Content starts

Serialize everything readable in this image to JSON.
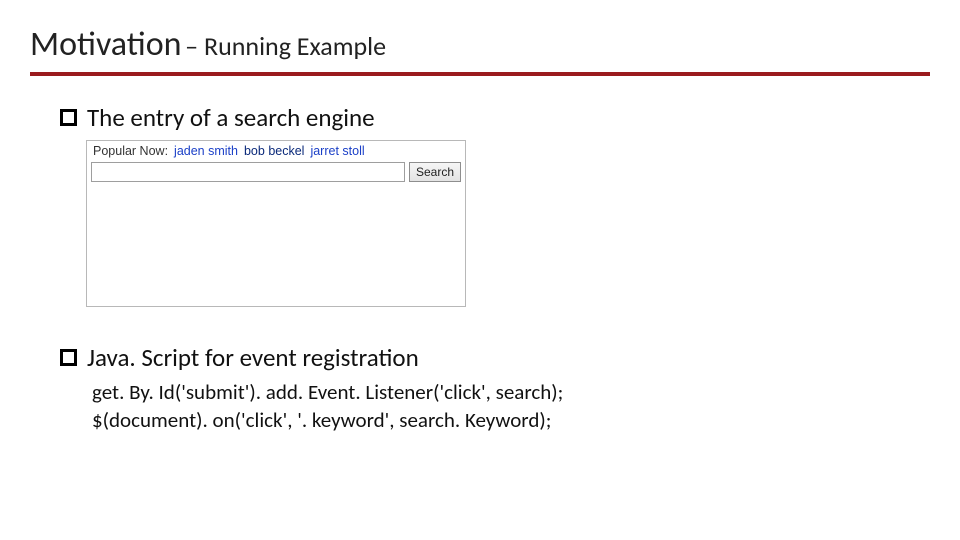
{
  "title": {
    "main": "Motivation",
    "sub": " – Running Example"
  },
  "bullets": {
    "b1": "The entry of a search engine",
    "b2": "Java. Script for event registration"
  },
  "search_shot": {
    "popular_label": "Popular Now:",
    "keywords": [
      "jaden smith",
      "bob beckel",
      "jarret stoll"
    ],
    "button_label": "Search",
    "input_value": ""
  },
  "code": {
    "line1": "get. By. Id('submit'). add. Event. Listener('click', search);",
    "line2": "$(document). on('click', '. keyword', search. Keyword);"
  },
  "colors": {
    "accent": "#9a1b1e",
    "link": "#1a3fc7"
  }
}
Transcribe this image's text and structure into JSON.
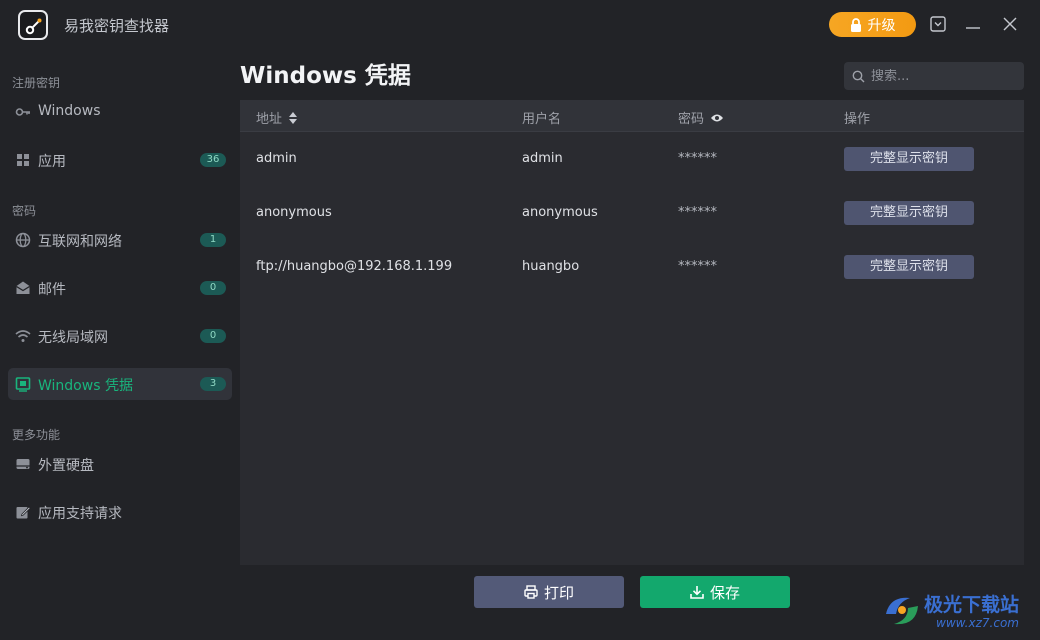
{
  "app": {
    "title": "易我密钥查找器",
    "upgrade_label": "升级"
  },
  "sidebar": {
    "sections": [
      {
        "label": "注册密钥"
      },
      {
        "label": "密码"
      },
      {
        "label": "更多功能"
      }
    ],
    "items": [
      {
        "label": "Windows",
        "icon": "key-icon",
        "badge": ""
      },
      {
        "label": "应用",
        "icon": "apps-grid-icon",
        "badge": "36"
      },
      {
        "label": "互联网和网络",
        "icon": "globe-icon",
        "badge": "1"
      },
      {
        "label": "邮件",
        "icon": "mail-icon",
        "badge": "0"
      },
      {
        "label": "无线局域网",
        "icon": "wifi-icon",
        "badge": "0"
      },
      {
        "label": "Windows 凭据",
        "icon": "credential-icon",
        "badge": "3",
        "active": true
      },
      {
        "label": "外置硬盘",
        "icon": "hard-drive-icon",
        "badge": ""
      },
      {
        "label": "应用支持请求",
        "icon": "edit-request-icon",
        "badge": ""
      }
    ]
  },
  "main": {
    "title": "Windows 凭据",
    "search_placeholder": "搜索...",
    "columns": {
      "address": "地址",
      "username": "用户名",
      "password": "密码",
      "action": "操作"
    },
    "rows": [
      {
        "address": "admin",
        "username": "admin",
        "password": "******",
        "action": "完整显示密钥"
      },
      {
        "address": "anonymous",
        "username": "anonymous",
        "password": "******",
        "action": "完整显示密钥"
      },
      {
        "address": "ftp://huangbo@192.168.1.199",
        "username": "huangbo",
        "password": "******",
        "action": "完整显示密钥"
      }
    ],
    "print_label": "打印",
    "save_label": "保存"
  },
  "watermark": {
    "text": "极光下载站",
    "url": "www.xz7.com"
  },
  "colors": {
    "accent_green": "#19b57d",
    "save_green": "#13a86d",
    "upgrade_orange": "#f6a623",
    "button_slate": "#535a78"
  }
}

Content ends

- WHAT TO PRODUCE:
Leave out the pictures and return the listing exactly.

- TASK SOLUTION:
Serialize everything readable in this image to JSON.
{
  "title": {
    "main": "Motivation",
    "sub": " – Running Example"
  },
  "bullets": {
    "b1": "The entry of a search engine",
    "b2": "Java. Script for event registration"
  },
  "search_shot": {
    "popular_label": "Popular Now:",
    "keywords": [
      "jaden smith",
      "bob beckel",
      "jarret stoll"
    ],
    "button_label": "Search",
    "input_value": ""
  },
  "code": {
    "line1": "get. By. Id('submit'). add. Event. Listener('click', search);",
    "line2": "$(document). on('click', '. keyword', search. Keyword);"
  },
  "colors": {
    "accent": "#9a1b1e",
    "link": "#1a3fc7"
  }
}
Transcribe this image's text and structure into JSON.
{
  "app": {
    "title": "易我密钥查找器",
    "upgrade_label": "升级"
  },
  "sidebar": {
    "sections": [
      {
        "label": "注册密钥"
      },
      {
        "label": "密码"
      },
      {
        "label": "更多功能"
      }
    ],
    "items": [
      {
        "label": "Windows",
        "icon": "key-icon",
        "badge": ""
      },
      {
        "label": "应用",
        "icon": "apps-grid-icon",
        "badge": "36"
      },
      {
        "label": "互联网和网络",
        "icon": "globe-icon",
        "badge": "1"
      },
      {
        "label": "邮件",
        "icon": "mail-icon",
        "badge": "0"
      },
      {
        "label": "无线局域网",
        "icon": "wifi-icon",
        "badge": "0"
      },
      {
        "label": "Windows 凭据",
        "icon": "credential-icon",
        "badge": "3",
        "active": true
      },
      {
        "label": "外置硬盘",
        "icon": "hard-drive-icon",
        "badge": ""
      },
      {
        "label": "应用支持请求",
        "icon": "edit-request-icon",
        "badge": ""
      }
    ]
  },
  "main": {
    "title": "Windows 凭据",
    "search_placeholder": "搜索...",
    "columns": {
      "address": "地址",
      "username": "用户名",
      "password": "密码",
      "action": "操作"
    },
    "rows": [
      {
        "address": "admin",
        "username": "admin",
        "password": "******",
        "action": "完整显示密钥"
      },
      {
        "address": "anonymous",
        "username": "anonymous",
        "password": "******",
        "action": "完整显示密钥"
      },
      {
        "address": "ftp://huangbo@192.168.1.199",
        "username": "huangbo",
        "password": "******",
        "action": "完整显示密钥"
      }
    ],
    "print_label": "打印",
    "save_label": "保存"
  },
  "watermark": {
    "text": "极光下载站",
    "url": "www.xz7.com"
  },
  "colors": {
    "accent_green": "#19b57d",
    "save_green": "#13a86d",
    "upgrade_orange": "#f6a623",
    "button_slate": "#535a78"
  }
}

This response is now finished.